Provide an exact copy of the data, excluding the images.

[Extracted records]
== Segment start ==

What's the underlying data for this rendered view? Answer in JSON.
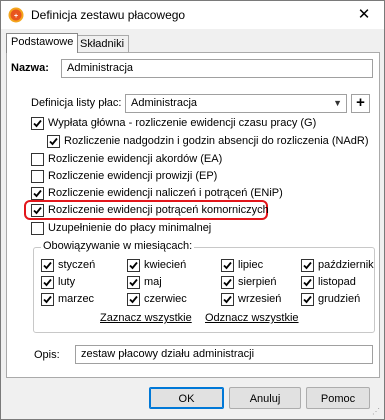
{
  "window": {
    "title": "Definicja zestawu płacowego",
    "icon": "app-icon"
  },
  "tabs": [
    {
      "label": "Podstawowe",
      "active": true
    },
    {
      "label": "Składniki",
      "active": false
    }
  ],
  "name_field": {
    "label": "Nazwa:",
    "value": "Administracja"
  },
  "payroll_list": {
    "label": "Definicja listy płac:",
    "value": "Administracja",
    "add_label": "+"
  },
  "checkboxes": [
    {
      "label": "Wypłata główna - rozliczenie ewidencji czasu pracy (G)",
      "checked": true
    },
    {
      "label": "Rozliczenie nadgodzin i godzin absencji do rozliczenia (NAdR)",
      "checked": true
    },
    {
      "label": "Rozliczenie ewidencji akordów (EA)",
      "checked": false
    },
    {
      "label": "Rozliczenie ewidencji prowizji (EP)",
      "checked": false
    },
    {
      "label": "Rozliczenie ewidencji naliczeń i potrąceń (ENiP)",
      "checked": true
    },
    {
      "label": "Rozliczenie ewidencji potrąceń komorniczych",
      "checked": true
    },
    {
      "label": "Uzupełnienie do płacy minimalnej",
      "checked": false
    }
  ],
  "months_group": {
    "title": "Obowiązywanie w miesiącach:",
    "months": [
      {
        "label": "styczeń",
        "checked": true
      },
      {
        "label": "kwiecień",
        "checked": true
      },
      {
        "label": "lipiec",
        "checked": true
      },
      {
        "label": "październik",
        "checked": true
      },
      {
        "label": "luty",
        "checked": true
      },
      {
        "label": "maj",
        "checked": true
      },
      {
        "label": "sierpień",
        "checked": true
      },
      {
        "label": "listopad",
        "checked": true
      },
      {
        "label": "marzec",
        "checked": true
      },
      {
        "label": "czerwiec",
        "checked": true
      },
      {
        "label": "wrzesień",
        "checked": true
      },
      {
        "label": "grudzień",
        "checked": true
      }
    ],
    "select_all": "Zaznacz wszystkie",
    "deselect_all": "Odznacz wszystkie"
  },
  "description": {
    "label": "Opis:",
    "value": "zestaw płacowy działu administracji"
  },
  "buttons": {
    "ok": "OK",
    "cancel": "Anuluj",
    "help": "Pomoc"
  },
  "colors": {
    "highlight": "#e2161b",
    "default_button_border": "#0078d7"
  }
}
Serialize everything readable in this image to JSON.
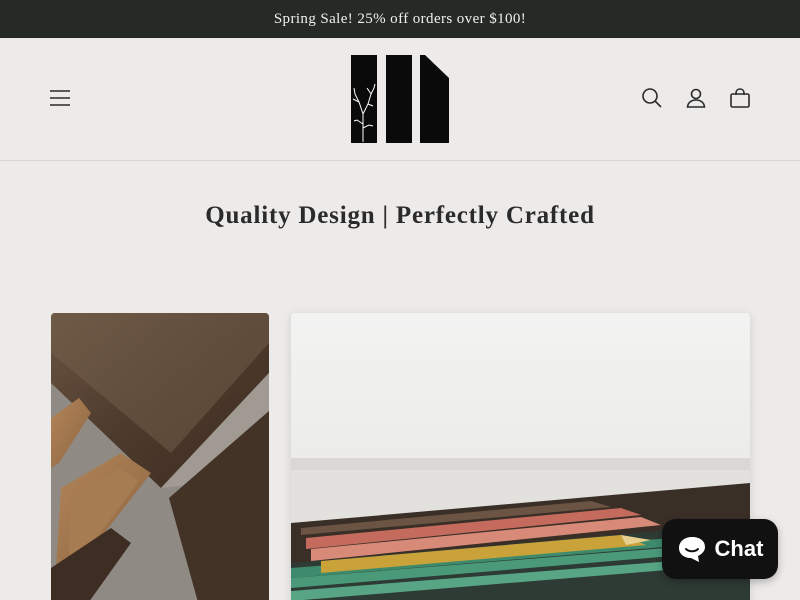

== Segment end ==

Written response
What's the underlying data for this rendered view? Answer in JSON.
{
  "window": {
    "title": "Definicja zestawu płacowego",
    "icon": "app-icon"
  },
  "tabs": [
    {
      "label": "Podstawowe",
      "active": true
    },
    {
      "label": "Składniki",
      "active": false
    }
  ],
  "name_field": {
    "label": "Nazwa:",
    "value": "Administracja"
  },
  "payroll_list": {
    "label": "Definicja listy płac:",
    "value": "Administracja",
    "add_label": "+"
  },
  "checkboxes": [
    {
      "label": "Wypłata główna - rozliczenie ewidencji czasu pracy (G)",
      "checked": true
    },
    {
      "label": "Rozliczenie nadgodzin i godzin absencji do rozliczenia (NAdR)",
      "checked": true
    },
    {
      "label": "Rozliczenie ewidencji akordów (EA)",
      "checked": false
    },
    {
      "label": "Rozliczenie ewidencji prowizji (EP)",
      "checked": false
    },
    {
      "label": "Rozliczenie ewidencji naliczeń i potrąceń (ENiP)",
      "checked": true
    },
    {
      "label": "Rozliczenie ewidencji potrąceń komorniczych",
      "checked": true
    },
    {
      "label": "Uzupełnienie do płacy minimalnej",
      "checked": false
    }
  ],
  "months_group": {
    "title": "Obowiązywanie w miesiącach:",
    "months": [
      {
        "label": "styczeń",
        "checked": true
      },
      {
        "label": "kwiecień",
        "checked": true
      },
      {
        "label": "lipiec",
        "checked": true
      },
      {
        "label": "październik",
        "checked": true
      },
      {
        "label": "luty",
        "checked": true
      },
      {
        "label": "maj",
        "checked": true
      },
      {
        "label": "sierpień",
        "checked": true
      },
      {
        "label": "listopad",
        "checked": true
      },
      {
        "label": "marzec",
        "checked": true
      },
      {
        "label": "czerwiec",
        "checked": true
      },
      {
        "label": "wrzesień",
        "checked": true
      },
      {
        "label": "grudzień",
        "checked": true
      }
    ],
    "select_all": "Zaznacz wszystkie",
    "deselect_all": "Odznacz wszystkie"
  },
  "description": {
    "label": "Opis:",
    "value": "zestaw płacowy działu administracji"
  },
  "buttons": {
    "ok": "OK",
    "cancel": "Anuluj",
    "help": "Pomoc"
  },
  "colors": {
    "highlight": "#e2161b",
    "default_button_border": "#0078d7"
  }
}
Serialize everything readable in this image to JSON.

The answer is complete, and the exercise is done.